Avian Influenza December 18, 2015
HPAI H5 virus outbreaks in US birds will likely continue, and additional reassortment with North American viruses may also occur. Although the risk of virus transmission to humans appears to be low, each exposure incident should be reported immediately and investigated collaboratively by animal and human health partners. A rapid response to any potential human cases of HPAI H5 infection in the United States is critical to prevent further cases, evaluate clinical illness, and assess the ability of these viruses to spread among humans.”

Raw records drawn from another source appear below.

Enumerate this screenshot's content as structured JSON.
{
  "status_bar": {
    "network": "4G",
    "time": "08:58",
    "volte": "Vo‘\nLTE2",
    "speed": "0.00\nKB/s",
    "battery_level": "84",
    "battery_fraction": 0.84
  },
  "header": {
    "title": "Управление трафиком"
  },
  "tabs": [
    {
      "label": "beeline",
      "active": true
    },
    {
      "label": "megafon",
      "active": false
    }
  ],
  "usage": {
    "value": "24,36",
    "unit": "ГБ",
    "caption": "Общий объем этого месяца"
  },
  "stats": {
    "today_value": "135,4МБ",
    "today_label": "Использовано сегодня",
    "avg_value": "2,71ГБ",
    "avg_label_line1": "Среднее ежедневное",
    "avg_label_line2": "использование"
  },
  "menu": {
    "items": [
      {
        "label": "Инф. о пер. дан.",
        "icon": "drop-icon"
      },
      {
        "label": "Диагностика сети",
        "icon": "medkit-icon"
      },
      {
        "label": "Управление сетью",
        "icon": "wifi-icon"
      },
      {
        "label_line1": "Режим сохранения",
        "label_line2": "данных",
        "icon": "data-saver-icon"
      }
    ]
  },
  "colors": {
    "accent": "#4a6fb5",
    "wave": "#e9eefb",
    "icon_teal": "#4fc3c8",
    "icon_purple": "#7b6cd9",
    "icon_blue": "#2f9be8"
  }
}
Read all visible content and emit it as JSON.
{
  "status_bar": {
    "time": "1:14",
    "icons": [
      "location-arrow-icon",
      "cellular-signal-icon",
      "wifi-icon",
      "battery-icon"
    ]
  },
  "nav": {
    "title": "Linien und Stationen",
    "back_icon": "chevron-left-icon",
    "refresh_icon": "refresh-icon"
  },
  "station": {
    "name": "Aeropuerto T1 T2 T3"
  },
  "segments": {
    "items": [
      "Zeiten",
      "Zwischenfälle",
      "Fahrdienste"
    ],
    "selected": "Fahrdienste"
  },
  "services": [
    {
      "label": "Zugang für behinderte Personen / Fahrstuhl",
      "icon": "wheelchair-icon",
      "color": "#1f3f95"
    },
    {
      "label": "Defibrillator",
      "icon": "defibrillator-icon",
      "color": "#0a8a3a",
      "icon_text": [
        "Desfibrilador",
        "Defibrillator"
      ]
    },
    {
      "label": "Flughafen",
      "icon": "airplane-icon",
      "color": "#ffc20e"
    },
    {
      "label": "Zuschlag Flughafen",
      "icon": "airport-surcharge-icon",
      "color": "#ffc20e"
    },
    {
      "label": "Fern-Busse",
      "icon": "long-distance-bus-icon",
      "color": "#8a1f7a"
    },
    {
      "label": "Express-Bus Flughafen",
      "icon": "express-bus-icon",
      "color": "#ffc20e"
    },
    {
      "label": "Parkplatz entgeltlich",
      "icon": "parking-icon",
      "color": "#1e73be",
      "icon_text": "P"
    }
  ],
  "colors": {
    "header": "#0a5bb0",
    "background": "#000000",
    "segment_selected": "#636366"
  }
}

The best way to prevent human infection with avian influenza A viruses is to avoid unprotected contact with sick or dead infected poultry. Persons who have been exposed to HPAI-infected birds should be monitored for 10 days after last exposure and be tested for influenza as soon as possible after illness onset if respiratory symptoms develop. Exposed persons may also be offered influenza antiviral chemoprophylaxis. Here is additional guidance on testing, monitoring, and chemoprophylaxis.
Chikungunya and Dengue Virus Testing August 1, 2014: Testing for Suspected
The Director of the Laboratory Administration of DHMH issued a memo regarding the availability of testing for suspected travel-associated Chikungunya and Dengue Virus infections and instructions for submission of specimens. Click here to read about the additional option available in Maryland.
Middle East Respiratory Syndrome Coronavirus (MERS-CoV) June 16, 2014 - MERS Directive from DHMH
On June 16, 2014, Secretary of Health and Mental Hygiene, Dr. Joshua Sharfstein, issued a directive and order requiring all health care providers and health care facilities to report possible Middle East Respiratory Syndrome (MERS) cases. For more information, see this letter from Lucy Wilson, M.D., Sc.M, Chief of the Center for Surveillance, Infection Prevention and Outbreak Response. To see the full text of Secretary Sharfstein's order, click here.
May 2, 2014: MERS-CoV - First Case in US Imported
Today, the CDC announced the first case of MERS-CoV in the US. The CDC's MMWR on the first confirmed case can be found here. The CDC's posted Interim Guidance for Health Professionals provides the current US recommendations on who should be evaluated, laboratory testing, infection control, management of contacts, and the definition of a patient under investigation (PUI).